● **YOUR ASSIGNMENT**: List the lines of this listing that hold the word "JSON".

SOURCE RECORDS section start

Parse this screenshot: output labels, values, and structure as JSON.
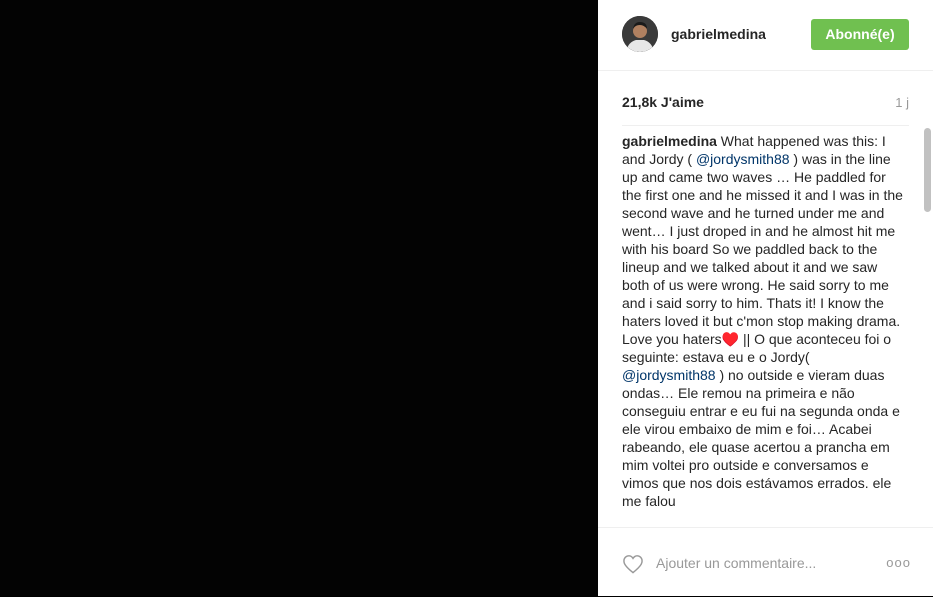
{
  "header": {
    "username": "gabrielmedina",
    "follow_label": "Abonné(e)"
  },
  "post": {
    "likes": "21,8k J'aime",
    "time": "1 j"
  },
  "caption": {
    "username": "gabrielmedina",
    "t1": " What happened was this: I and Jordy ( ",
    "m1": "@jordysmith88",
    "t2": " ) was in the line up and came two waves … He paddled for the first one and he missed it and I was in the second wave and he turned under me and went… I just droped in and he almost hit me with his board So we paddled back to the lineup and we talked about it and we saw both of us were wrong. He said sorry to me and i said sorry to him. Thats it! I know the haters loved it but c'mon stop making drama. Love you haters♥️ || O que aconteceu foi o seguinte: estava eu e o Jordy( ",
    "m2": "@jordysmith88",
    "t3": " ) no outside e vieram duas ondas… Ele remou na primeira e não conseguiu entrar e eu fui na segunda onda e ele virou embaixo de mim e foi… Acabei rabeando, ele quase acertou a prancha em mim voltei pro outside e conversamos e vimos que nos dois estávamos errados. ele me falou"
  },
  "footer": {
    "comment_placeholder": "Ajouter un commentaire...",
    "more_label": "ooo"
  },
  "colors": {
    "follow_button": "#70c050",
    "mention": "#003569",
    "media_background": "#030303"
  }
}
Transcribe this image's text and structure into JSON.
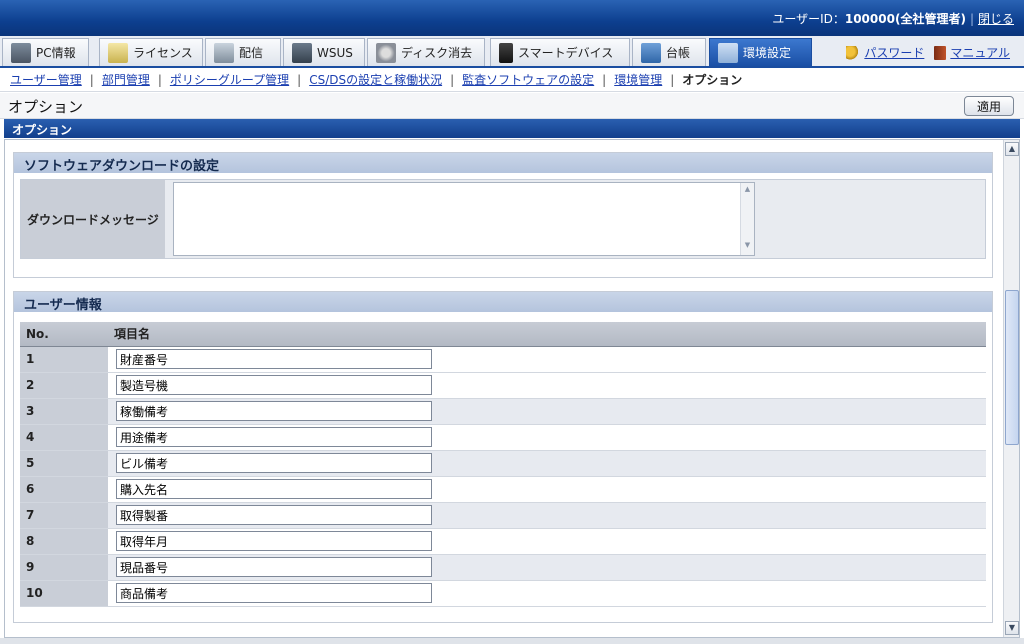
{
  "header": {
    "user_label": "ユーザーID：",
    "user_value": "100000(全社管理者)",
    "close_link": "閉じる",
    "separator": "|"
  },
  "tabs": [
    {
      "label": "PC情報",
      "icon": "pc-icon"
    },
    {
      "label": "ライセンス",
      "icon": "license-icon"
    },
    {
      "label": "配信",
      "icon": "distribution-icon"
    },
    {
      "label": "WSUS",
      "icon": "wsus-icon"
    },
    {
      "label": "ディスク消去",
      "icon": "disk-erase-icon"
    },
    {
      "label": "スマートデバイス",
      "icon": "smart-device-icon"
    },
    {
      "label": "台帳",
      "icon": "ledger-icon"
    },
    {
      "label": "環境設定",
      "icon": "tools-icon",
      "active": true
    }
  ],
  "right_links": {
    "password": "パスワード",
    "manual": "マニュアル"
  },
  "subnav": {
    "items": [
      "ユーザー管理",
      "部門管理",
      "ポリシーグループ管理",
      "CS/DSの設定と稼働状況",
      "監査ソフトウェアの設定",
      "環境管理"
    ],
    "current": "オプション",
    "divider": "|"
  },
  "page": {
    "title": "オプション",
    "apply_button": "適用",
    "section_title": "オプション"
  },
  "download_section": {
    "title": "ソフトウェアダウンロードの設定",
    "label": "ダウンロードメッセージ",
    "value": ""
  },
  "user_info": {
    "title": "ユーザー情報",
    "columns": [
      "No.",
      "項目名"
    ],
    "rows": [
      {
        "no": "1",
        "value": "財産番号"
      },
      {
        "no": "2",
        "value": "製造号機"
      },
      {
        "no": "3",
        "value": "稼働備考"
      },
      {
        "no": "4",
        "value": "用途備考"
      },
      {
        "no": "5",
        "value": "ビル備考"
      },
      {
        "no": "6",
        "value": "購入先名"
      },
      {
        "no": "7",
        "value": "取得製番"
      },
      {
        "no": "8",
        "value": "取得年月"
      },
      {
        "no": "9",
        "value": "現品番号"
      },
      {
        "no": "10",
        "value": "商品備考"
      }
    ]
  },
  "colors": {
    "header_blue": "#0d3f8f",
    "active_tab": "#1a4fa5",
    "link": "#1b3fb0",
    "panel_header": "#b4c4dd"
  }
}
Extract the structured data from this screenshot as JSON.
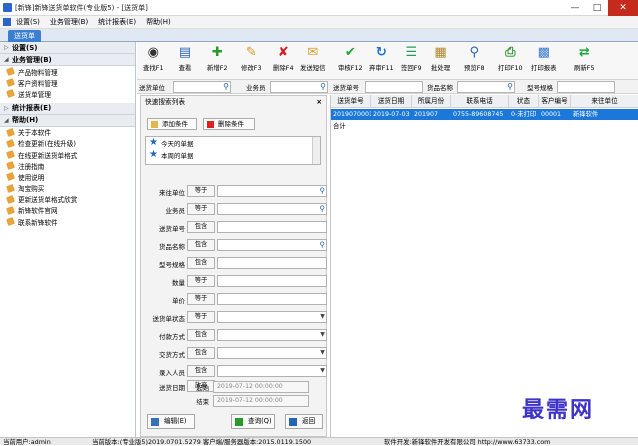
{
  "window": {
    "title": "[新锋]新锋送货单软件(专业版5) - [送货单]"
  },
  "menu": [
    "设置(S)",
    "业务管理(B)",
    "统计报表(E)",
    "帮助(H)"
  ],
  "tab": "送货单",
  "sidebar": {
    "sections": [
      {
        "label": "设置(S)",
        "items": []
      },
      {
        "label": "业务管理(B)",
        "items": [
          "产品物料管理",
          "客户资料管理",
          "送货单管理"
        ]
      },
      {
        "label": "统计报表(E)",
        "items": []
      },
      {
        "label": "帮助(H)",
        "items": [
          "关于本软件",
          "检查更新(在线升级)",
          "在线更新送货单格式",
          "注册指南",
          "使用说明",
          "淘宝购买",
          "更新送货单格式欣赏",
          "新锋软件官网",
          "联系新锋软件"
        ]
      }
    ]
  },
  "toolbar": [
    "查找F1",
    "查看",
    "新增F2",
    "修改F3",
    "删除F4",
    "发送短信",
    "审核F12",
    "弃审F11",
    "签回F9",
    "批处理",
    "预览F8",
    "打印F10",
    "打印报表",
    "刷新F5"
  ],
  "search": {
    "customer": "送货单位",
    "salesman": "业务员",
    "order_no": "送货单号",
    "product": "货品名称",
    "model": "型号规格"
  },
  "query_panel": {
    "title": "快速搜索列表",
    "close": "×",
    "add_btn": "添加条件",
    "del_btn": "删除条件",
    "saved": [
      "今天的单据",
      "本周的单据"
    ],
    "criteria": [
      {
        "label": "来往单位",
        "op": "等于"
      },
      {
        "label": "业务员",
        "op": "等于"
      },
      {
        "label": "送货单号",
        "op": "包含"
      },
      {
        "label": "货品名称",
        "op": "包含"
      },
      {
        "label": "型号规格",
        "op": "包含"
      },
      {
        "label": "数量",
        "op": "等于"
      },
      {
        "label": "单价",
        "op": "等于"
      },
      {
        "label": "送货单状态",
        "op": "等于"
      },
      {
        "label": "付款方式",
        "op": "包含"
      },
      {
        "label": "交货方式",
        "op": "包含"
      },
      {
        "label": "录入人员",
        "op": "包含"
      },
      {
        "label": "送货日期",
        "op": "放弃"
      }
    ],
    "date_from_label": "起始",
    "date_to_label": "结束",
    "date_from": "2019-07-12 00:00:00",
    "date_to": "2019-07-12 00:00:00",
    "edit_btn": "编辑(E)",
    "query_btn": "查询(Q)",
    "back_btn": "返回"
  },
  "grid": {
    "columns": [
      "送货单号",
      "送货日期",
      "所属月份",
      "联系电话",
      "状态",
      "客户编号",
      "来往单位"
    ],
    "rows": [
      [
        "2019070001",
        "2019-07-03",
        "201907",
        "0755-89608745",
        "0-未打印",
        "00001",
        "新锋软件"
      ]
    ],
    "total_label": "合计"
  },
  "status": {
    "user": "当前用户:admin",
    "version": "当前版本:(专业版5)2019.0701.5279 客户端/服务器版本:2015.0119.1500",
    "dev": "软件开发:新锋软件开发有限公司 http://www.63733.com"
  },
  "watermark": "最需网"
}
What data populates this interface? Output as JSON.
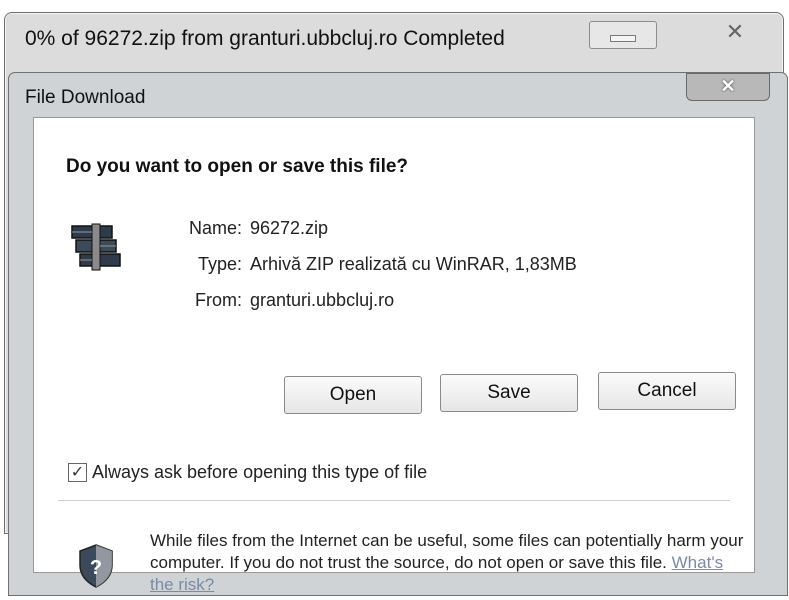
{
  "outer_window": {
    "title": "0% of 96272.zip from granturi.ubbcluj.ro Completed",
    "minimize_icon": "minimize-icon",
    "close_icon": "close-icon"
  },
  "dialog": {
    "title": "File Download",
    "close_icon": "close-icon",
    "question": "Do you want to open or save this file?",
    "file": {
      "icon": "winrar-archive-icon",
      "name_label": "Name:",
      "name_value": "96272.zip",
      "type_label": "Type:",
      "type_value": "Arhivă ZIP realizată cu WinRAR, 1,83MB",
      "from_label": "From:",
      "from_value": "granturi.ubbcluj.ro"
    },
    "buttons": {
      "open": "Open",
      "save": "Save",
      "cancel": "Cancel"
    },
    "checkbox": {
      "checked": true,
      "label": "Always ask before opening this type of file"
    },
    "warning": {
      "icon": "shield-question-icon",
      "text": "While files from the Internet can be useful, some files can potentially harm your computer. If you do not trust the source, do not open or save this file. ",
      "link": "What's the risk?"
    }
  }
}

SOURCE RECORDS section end

● **RESULT FOR THIS TASK**:
Parse this screenshot: output labels, values, and structure as JSON.
Transcribe this image's text and structure into JSON.
Extract the structured data from this screenshot as JSON.
What data populates this interface? Output as JSON.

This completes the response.